I’ve always held the belief that churches hold a huge amount of history, regardless of whether you’re religious or not. The Romanesque churches were all founded in the 12th century, and are often quite simple inside and out, so I wasn’t expecting what I saw when I walked through the church door. Our guide had wanted us to enter in natural light to get the original effect, but someone had already switched on the lights. It really didn’t matter.
The Frescoes of Saint-Meard-de-Dronne
Incredibly the entire inside of the church is painted with colourful frescoes depicting biblical stories, and visions of heaven and hell. The first hints of what lay beneath later decoration would have been uncovered by bored choir boys in the gallery scratching the walls with coins during services.
You may be able to recognise some of the stories shown, I recognised The Last Supper, and was particularly impressed with the depiction of hell. It featured 4 devils, one wearing shorts, and the treatment before being ushered in to the jaws of a monster!
These amazing paintings were completed in 1500, and the colours have been well preserved. Sadly we’ll never know what was depicted on some lower sections of wall due to damage caused by rising damp.
Little remains of the Romanesque stone decoration of the church, just some parts of an elaborately decorated column, and 2 stone plaques in the entrance. Two further pieces are being held at the Marie (town hall). Unfortunately a lot would have ended up in the nearby lime kiln as lime was of more use on the fields.

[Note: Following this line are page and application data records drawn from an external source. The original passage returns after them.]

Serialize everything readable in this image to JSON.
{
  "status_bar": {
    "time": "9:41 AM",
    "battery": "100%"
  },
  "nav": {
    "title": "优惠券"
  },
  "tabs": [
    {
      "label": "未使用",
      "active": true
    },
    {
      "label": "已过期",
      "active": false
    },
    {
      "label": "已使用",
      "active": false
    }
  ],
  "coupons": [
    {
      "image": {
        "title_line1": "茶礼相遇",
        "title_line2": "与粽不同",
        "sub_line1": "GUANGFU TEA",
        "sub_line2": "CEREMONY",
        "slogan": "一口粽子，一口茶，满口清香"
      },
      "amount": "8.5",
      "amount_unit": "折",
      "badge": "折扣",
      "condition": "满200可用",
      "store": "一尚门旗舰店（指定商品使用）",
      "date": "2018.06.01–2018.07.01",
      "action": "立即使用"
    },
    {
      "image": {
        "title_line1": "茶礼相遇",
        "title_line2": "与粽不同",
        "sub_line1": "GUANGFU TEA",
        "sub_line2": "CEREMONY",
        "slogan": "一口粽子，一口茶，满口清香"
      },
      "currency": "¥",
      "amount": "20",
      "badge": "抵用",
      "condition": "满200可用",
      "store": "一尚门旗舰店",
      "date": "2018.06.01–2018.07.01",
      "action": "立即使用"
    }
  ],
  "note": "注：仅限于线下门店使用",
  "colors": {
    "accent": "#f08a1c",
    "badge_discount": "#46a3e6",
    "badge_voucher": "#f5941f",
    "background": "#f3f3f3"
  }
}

Once the restoration is complete our guide says this church will be unique in the Dordogne and Perigord region, and is likely to become World famous. I haven’t mentioned that Saint- Meard-de-Dronne is the first village along the road from Le Pommier Gites. Visits to the church are possible by arrangement, understandably they’re not leaving it unlocked at the moment.